Provided records
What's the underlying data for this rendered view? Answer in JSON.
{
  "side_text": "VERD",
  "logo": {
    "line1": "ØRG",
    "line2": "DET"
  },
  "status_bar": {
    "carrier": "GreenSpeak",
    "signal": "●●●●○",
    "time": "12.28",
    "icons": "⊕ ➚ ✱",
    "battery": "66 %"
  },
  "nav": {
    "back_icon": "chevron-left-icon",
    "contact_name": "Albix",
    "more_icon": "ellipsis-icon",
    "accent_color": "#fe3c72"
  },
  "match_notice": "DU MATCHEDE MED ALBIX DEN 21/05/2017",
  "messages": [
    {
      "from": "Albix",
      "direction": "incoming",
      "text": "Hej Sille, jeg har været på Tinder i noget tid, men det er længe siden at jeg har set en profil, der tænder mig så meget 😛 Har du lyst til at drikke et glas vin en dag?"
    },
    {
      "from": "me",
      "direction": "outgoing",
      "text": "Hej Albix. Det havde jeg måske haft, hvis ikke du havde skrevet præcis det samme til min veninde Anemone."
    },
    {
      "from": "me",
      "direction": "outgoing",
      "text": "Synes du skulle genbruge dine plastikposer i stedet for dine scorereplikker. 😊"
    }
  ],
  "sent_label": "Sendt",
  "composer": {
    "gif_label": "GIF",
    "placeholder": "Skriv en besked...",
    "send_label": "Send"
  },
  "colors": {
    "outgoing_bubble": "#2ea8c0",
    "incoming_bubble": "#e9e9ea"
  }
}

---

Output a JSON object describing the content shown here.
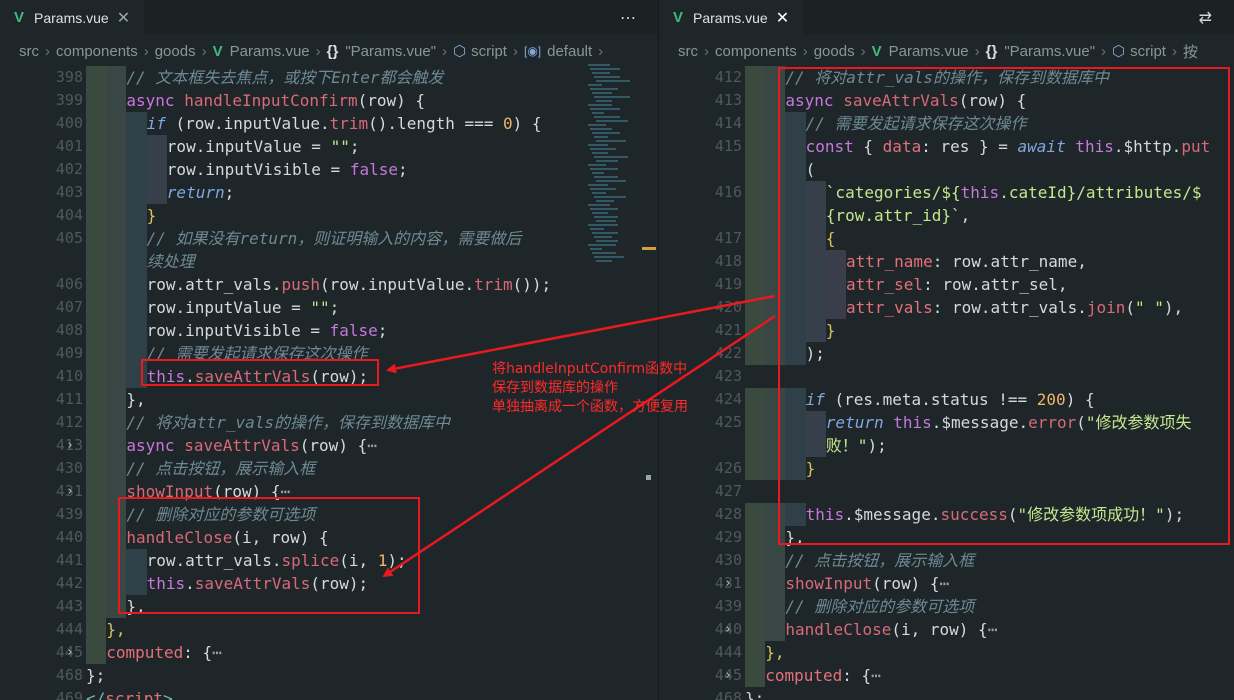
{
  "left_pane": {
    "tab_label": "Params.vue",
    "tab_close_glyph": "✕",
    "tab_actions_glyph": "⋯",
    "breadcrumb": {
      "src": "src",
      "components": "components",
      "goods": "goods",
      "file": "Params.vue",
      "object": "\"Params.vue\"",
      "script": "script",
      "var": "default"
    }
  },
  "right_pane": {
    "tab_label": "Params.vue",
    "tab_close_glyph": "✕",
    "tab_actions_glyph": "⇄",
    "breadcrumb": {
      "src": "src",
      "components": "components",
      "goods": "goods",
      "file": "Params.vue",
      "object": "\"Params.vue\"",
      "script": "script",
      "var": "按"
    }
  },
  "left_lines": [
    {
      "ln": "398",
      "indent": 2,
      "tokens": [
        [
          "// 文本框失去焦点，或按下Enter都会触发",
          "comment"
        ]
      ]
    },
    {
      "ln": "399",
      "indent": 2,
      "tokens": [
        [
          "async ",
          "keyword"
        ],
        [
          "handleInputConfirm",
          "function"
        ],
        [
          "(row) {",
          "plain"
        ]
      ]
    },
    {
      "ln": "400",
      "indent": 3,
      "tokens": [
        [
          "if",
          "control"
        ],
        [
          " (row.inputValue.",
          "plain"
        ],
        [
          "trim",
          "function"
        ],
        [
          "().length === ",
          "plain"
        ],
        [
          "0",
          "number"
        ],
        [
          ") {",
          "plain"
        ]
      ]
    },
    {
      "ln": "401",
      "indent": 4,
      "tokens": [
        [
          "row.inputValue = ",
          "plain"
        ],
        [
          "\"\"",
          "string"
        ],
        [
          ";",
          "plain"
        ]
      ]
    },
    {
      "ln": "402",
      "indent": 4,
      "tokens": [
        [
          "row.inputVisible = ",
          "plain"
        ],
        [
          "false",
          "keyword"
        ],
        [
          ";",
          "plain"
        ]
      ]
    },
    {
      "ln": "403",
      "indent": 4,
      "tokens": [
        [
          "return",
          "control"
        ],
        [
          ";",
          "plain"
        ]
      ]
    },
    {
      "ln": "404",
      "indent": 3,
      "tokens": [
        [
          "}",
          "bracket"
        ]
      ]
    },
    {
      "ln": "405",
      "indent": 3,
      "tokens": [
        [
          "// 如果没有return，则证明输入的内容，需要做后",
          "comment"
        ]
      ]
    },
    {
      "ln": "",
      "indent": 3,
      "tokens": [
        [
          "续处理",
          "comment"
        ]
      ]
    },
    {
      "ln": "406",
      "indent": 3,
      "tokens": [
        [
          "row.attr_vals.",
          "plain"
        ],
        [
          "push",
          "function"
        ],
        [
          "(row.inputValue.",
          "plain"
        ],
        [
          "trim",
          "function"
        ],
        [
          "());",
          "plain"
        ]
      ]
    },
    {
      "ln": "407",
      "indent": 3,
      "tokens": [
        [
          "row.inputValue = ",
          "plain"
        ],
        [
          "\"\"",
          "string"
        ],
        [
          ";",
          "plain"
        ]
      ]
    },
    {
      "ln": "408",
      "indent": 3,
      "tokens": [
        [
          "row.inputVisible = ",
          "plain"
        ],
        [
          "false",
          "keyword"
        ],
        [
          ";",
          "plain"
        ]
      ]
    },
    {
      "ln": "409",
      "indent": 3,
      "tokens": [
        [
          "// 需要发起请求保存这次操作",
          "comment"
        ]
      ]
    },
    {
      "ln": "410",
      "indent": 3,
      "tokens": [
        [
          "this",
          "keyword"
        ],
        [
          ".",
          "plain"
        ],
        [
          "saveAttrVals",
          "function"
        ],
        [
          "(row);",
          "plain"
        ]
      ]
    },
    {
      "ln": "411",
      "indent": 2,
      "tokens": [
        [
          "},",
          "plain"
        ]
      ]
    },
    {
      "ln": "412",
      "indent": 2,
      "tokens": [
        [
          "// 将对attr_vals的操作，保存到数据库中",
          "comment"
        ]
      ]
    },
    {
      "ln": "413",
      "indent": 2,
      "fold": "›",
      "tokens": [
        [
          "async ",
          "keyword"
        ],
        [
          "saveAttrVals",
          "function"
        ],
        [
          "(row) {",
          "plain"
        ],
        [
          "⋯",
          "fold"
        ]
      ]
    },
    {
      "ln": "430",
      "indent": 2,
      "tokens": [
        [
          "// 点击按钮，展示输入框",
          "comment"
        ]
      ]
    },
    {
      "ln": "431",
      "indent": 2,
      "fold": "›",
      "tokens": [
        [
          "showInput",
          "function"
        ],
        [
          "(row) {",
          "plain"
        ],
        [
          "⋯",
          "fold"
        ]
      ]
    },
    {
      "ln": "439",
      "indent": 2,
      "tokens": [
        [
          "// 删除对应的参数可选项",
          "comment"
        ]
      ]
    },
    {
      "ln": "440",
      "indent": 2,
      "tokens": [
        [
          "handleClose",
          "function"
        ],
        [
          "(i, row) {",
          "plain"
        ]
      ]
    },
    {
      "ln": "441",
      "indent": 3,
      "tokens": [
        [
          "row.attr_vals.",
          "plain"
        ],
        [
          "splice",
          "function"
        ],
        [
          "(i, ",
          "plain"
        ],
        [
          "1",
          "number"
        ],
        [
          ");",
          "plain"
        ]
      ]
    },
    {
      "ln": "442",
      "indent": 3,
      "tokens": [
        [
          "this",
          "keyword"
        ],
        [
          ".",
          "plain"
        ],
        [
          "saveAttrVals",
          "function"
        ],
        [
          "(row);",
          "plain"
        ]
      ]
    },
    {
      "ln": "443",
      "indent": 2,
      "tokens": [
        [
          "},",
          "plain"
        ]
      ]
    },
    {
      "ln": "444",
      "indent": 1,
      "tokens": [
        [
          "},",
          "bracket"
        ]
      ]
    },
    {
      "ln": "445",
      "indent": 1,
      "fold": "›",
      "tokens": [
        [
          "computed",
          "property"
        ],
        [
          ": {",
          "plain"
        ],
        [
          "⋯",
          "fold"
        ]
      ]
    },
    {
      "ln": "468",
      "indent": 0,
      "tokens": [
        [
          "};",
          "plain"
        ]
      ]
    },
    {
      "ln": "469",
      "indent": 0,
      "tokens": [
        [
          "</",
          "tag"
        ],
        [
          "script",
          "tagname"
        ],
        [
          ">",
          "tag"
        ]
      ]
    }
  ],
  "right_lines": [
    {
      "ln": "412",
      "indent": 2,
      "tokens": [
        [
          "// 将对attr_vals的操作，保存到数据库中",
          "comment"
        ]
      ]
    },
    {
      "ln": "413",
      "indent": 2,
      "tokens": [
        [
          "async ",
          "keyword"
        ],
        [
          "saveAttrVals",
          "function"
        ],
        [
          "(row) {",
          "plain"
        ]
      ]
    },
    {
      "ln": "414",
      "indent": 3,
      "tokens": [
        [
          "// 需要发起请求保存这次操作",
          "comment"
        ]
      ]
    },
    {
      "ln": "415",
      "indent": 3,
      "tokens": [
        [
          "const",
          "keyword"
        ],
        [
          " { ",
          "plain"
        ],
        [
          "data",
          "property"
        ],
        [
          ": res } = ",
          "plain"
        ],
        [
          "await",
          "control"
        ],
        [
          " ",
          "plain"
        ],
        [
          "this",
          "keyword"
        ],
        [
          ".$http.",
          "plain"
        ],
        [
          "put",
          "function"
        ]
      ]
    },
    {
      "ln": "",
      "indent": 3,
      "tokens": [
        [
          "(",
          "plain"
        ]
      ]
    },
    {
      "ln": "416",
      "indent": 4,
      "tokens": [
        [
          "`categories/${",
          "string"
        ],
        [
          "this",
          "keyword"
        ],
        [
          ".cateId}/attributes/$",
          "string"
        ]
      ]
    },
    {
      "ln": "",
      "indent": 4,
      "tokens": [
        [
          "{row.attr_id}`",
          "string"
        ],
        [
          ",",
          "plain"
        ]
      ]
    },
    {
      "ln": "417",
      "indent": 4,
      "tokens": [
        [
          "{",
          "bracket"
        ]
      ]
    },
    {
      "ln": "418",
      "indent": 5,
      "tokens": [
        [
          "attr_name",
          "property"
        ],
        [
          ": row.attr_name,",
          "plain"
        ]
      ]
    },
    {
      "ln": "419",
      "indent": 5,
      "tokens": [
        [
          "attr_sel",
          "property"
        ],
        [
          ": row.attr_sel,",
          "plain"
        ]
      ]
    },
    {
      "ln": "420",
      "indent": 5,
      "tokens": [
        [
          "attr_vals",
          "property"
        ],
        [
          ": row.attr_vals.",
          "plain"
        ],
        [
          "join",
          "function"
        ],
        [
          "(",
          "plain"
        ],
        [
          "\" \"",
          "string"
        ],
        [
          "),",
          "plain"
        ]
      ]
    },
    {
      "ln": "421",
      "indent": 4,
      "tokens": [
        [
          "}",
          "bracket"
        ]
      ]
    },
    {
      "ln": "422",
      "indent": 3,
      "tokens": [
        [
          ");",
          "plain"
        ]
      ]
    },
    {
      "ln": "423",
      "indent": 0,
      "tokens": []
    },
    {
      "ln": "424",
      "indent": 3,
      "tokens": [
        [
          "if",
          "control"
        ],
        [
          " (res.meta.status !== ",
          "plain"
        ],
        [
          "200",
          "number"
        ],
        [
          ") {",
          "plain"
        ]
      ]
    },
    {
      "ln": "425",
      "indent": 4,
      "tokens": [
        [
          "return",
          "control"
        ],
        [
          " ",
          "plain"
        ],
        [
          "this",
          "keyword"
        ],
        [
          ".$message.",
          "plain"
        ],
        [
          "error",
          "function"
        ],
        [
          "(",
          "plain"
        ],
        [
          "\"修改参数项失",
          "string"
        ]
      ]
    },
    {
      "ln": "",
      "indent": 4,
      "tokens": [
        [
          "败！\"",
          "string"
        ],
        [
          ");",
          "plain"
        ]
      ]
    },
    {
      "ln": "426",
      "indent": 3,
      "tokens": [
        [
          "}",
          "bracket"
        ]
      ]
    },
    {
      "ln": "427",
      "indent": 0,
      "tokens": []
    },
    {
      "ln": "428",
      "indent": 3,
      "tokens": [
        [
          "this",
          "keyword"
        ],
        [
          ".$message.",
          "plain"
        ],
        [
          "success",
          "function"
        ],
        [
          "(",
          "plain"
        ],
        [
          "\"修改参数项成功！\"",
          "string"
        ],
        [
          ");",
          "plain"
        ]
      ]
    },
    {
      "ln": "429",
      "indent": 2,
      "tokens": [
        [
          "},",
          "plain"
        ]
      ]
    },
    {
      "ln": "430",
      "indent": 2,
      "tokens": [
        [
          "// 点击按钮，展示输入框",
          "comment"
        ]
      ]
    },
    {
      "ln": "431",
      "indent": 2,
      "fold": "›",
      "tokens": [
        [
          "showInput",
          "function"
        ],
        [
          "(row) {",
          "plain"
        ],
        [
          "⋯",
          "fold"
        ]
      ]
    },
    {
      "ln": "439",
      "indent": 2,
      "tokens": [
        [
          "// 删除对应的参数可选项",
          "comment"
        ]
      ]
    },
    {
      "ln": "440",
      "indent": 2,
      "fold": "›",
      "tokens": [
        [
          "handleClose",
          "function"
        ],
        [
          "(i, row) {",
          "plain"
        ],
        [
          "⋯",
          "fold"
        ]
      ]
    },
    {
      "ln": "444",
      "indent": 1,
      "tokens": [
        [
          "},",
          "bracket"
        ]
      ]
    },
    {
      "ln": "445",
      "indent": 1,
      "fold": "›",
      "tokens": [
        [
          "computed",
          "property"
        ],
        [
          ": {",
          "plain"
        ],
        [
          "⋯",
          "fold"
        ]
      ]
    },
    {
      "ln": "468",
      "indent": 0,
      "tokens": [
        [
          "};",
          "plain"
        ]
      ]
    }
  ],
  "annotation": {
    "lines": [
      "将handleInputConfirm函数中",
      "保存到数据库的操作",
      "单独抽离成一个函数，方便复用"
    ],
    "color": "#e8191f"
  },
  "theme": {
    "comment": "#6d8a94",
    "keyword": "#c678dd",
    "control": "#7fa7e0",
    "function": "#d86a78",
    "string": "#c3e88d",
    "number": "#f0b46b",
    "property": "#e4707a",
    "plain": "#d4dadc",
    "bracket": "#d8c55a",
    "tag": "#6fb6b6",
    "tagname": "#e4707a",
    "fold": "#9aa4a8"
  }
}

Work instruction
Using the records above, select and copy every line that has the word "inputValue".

Response to this exercise
          " (row.inputValue.",
          "row.inputValue = ",
          "(row.inputValue.",
          "row.inputValue = ",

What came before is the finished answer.